FAQ About Pets and Coronavirus
One thing that we’ve all had to adjust to during the COVID-19 pandemic is how quickly the virus is spreading and how much it has changed our lives. News about it is everywhere, but often leads to more questions than answers. Many people are still unsure about what this pandemic means for pets. Here, a local veterinarian answers some common questions from pet owners.
Does Coronavirus Affect Animals?
The word “coronavirus” is actually an umbrella term that includes several different viruses. Some infect animals, such as livestock and bats, but not people. The canine and feline coronaviruses also do not affect people. However, sometimes viruses can move from animals to people. While the origin of COVID-19 is unknown, it may be linked to animals at a live market.
Can Pets Contract COVID-19?
At this time, we do not have any indication that pets contract or spread this disease. The good news? You don’t have to quarantine your pet. (Needless to say, this isn’t a great time to be hosting puppy parties or going to crowded dog parks.) Click here for more information.
Should I Put A Mask On My Pet?
No. This isn’t necessary, and with some pets, such as brachycephalic dogs, it could actually impede their breathing. Plus, these medical supplies are both made for and needed by people right now.
What About That Pomeranian?
One pooch did show a ‘weak positive’ when tested. However, it’s likely that this was due to contact—likely in the form of puppy smooches—with their owner, who was infected. The dog was quarantined, and subsequent tests came back negative.
How Much Pet Food Should I Buy?
At this time, it’s best to have a few weeks’ worth of pet food and, when applicable, bedding, litter, and/or medication, on hand. However, there’s no need to hoard. In fact, that can cause problems, as it could make it harder for others to care for their pets.
Can Pets Carry Coronavirus On Their Bodies?
The answer to this is unclear. We know the virus stays active on some surfaces for up to three days, but how long it can survive on fur is not yet known. However, touching surfaces like doorknobs and countertops is a more likely source of spread than pets’ bodies.
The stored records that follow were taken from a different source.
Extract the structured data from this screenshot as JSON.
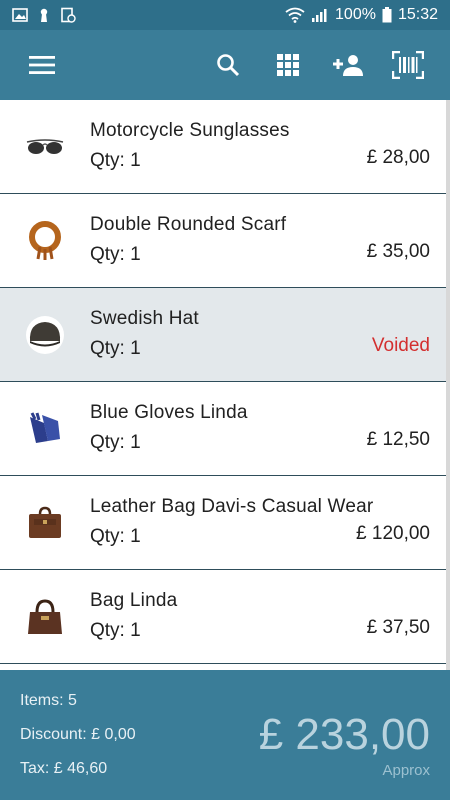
{
  "status": {
    "battery": "100%",
    "time": "15:32"
  },
  "toolbar": {
    "menu_icon": "menu-icon",
    "search_icon": "search-icon",
    "grid_icon": "grid-icon",
    "add_customer_icon": "add-person-icon",
    "barcode_icon": "barcode-scan-icon"
  },
  "items": [
    {
      "name": "Motorcycle Sunglasses",
      "qty": "Qty: 1",
      "price": "£ 28,00",
      "voided": false,
      "icon": "sunglasses-icon"
    },
    {
      "name": "Double Rounded Scarf",
      "qty": "Qty: 1",
      "price": "£ 35,00",
      "voided": false,
      "icon": "scarf-icon"
    },
    {
      "name": "Swedish Hat",
      "qty": "Qty: 1",
      "price": "Voided",
      "voided": true,
      "icon": "hat-icon"
    },
    {
      "name": "Blue Gloves Linda",
      "qty": "Qty: 1",
      "price": "£ 12,50",
      "voided": false,
      "icon": "gloves-icon"
    },
    {
      "name": "Leather Bag Davi-s Casual Wear",
      "qty": "Qty: 1",
      "price": "£ 120,00",
      "voided": false,
      "icon": "leather-bag-icon"
    },
    {
      "name": "Bag Linda",
      "qty": "Qty: 1",
      "price": "£ 37,50",
      "voided": false,
      "icon": "handbag-icon"
    }
  ],
  "summary": {
    "items": "Items: 5",
    "discount": "Discount: £ 0,00",
    "tax": "Tax: £ 46,60",
    "total": "£ 233,00",
    "approx": "Approx"
  },
  "colors": {
    "status_bar": "#2e6f8a",
    "toolbar": "#3a7d98",
    "voided_text": "#d32f2f",
    "voided_row": "#e3e8eb"
  }
}
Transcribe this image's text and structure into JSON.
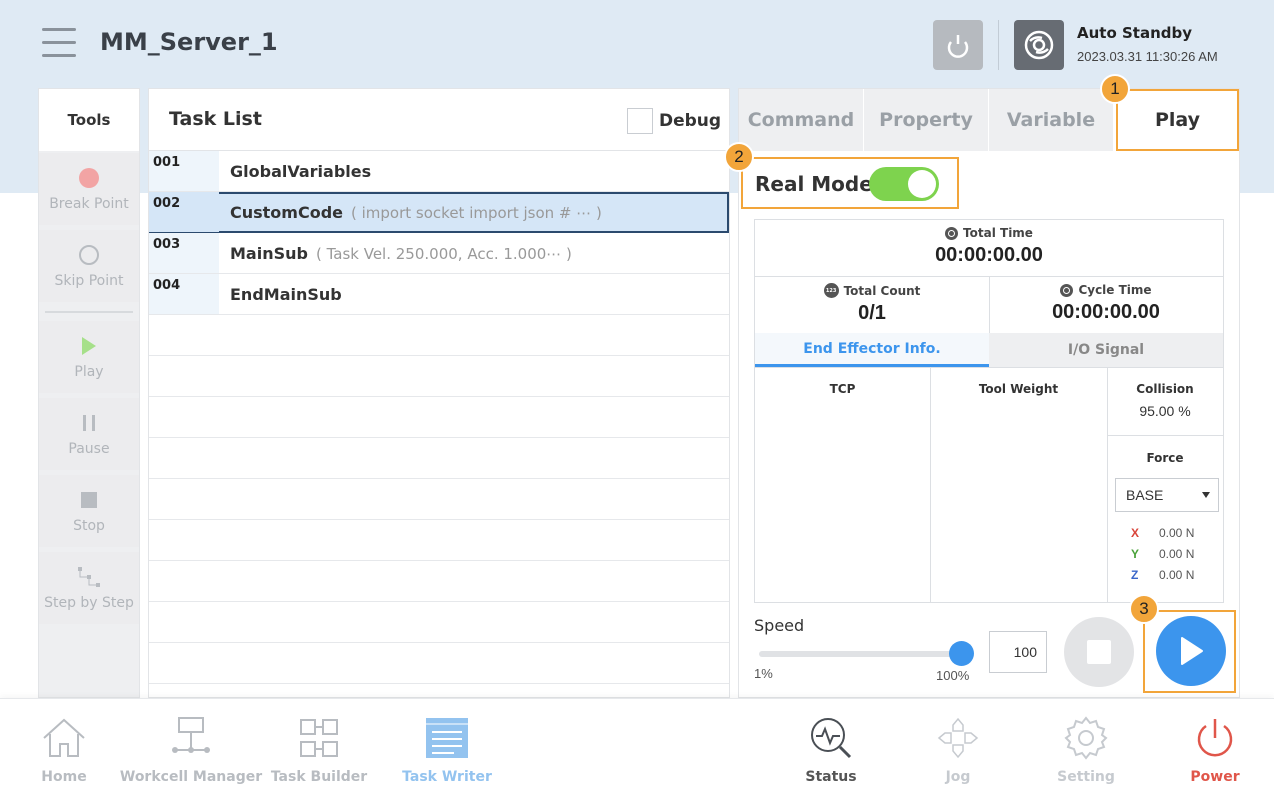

To play it safe, wash your hands frequently and disinfect high-touch surfaces.
As your local animal hospital, please let us know if there is anything we can do to help you through this. We’re all in this together!